## PROBLEM DETAILS:
Omitting every picture, output the records below exactly, please.

## RECORDED DATA:
-=-=-

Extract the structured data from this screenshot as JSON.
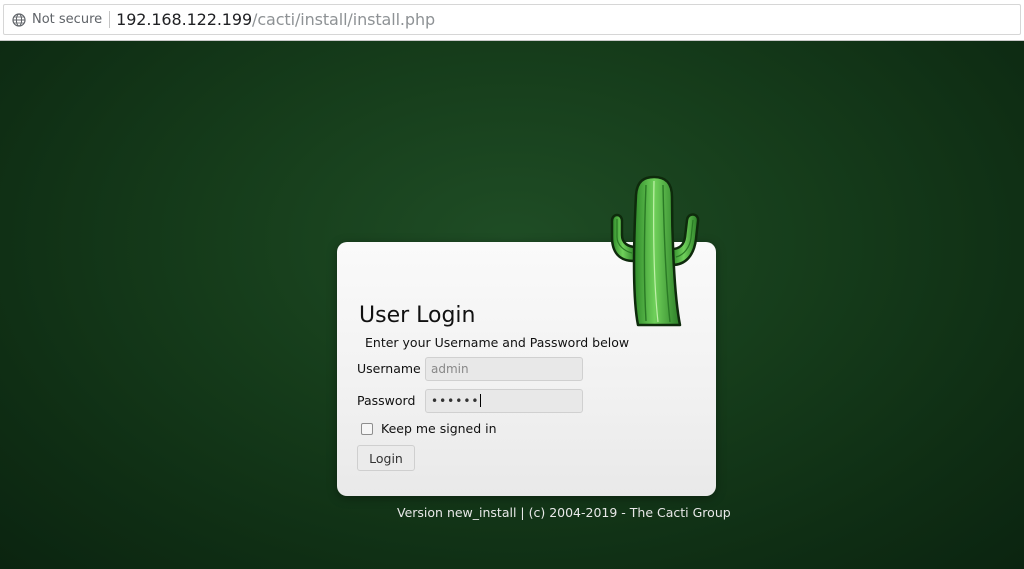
{
  "browser": {
    "security_label": "Not secure",
    "url_host": "192.168.122.199",
    "url_path": "/cacti/install/install.php"
  },
  "login": {
    "title": "User Login",
    "subtitle": "Enter your Username and Password below",
    "username_label": "Username",
    "username_value": "admin",
    "password_label": "Password",
    "password_masked": "••••••",
    "remember_label": "Keep me signed in",
    "remember_checked": false,
    "button_label": "Login"
  },
  "footer": {
    "text": "Version new_install | (c) 2004-2019 - The Cacti Group"
  },
  "icons": {
    "globe": "globe-icon",
    "logo": "cactus-logo-icon"
  },
  "colors": {
    "background": "#163d1b",
    "card": "#f1f1f1"
  }
}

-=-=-

## ANSWER FOR THE TASK:
Extract the structured data from this screenshot as JSON.
{
  "browser": {
    "security_label": "Not secure",
    "url_host": "192.168.122.199",
    "url_path": "/cacti/install/install.php"
  },
  "login": {
    "title": "User Login",
    "subtitle": "Enter your Username and Password below",
    "username_label": "Username",
    "username_value": "admin",
    "password_label": "Password",
    "password_masked": "••••••",
    "remember_label": "Keep me signed in",
    "remember_checked": false,
    "button_label": "Login"
  },
  "footer": {
    "text": "Version new_install | (c) 2004-2019 - The Cacti Group"
  },
  "icons": {
    "globe": "globe-icon",
    "logo": "cactus-logo-icon"
  },
  "colors": {
    "background": "#163d1b",
    "card": "#f1f1f1"
  }
}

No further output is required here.